What is being asked
The answer must consist of every line in the records that contains the word "title".

Material supplied
[Start of section]
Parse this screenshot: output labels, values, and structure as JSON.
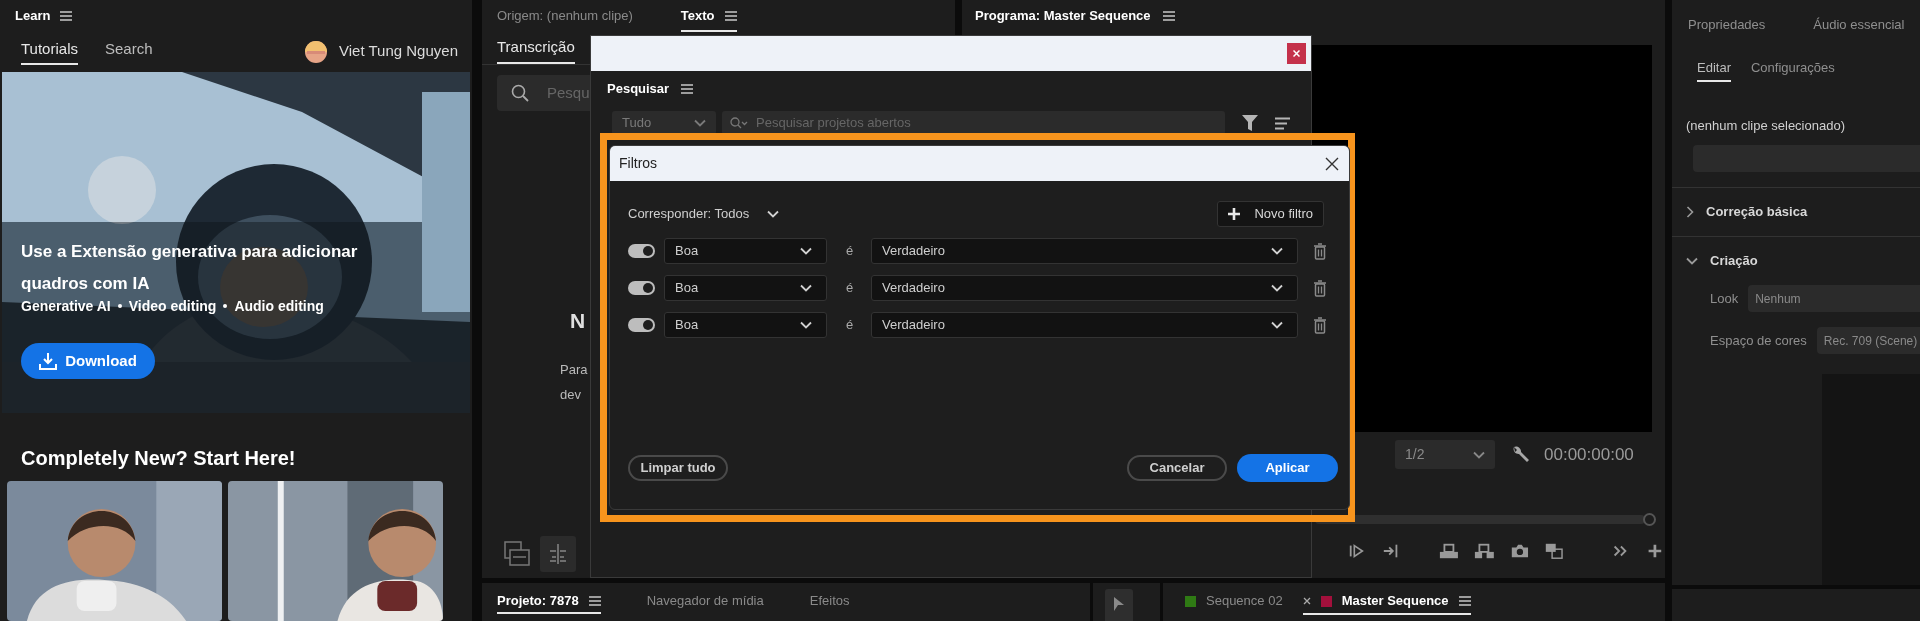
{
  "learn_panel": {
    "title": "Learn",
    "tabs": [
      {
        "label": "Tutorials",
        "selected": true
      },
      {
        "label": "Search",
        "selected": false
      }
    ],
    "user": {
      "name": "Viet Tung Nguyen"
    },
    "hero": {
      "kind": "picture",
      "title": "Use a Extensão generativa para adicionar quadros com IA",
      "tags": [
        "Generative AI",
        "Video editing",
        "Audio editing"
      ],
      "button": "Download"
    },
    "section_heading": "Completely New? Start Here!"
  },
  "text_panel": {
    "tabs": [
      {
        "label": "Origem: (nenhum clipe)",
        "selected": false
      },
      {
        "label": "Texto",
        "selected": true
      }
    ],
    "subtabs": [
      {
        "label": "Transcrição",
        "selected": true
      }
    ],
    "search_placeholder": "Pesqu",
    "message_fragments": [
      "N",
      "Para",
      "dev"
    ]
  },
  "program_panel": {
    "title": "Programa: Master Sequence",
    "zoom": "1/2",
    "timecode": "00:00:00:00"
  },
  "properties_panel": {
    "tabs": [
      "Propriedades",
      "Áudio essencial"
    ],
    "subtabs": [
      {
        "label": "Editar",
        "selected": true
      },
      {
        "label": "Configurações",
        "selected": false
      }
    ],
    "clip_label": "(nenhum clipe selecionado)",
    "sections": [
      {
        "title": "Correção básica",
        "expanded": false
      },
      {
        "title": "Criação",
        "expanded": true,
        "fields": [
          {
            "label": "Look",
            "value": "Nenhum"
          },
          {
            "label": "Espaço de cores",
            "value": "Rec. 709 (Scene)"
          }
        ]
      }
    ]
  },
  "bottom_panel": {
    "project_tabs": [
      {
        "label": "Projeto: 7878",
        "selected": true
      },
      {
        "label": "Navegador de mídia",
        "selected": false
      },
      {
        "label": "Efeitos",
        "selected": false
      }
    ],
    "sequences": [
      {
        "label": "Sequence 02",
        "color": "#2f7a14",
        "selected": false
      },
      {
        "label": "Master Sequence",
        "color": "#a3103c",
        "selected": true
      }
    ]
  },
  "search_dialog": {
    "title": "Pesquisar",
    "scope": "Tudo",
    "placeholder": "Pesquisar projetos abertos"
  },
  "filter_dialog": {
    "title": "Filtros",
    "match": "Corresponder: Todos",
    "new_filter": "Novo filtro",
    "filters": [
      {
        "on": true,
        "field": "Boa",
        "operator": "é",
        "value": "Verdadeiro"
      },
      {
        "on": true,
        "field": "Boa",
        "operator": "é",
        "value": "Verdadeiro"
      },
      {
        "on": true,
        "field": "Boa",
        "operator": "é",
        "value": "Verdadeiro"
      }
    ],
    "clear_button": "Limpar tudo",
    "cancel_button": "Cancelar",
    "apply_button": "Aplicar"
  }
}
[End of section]
Response below
    "title": "Learn",
      "title": "Use a Extensão generativa para adicionar quadros com IA",
    "title": "Programa: Master Sequence",
        "title": "Correção básica",
        "title": "Criação",
    "title": "Pesquisar",
    "title": "Filtros",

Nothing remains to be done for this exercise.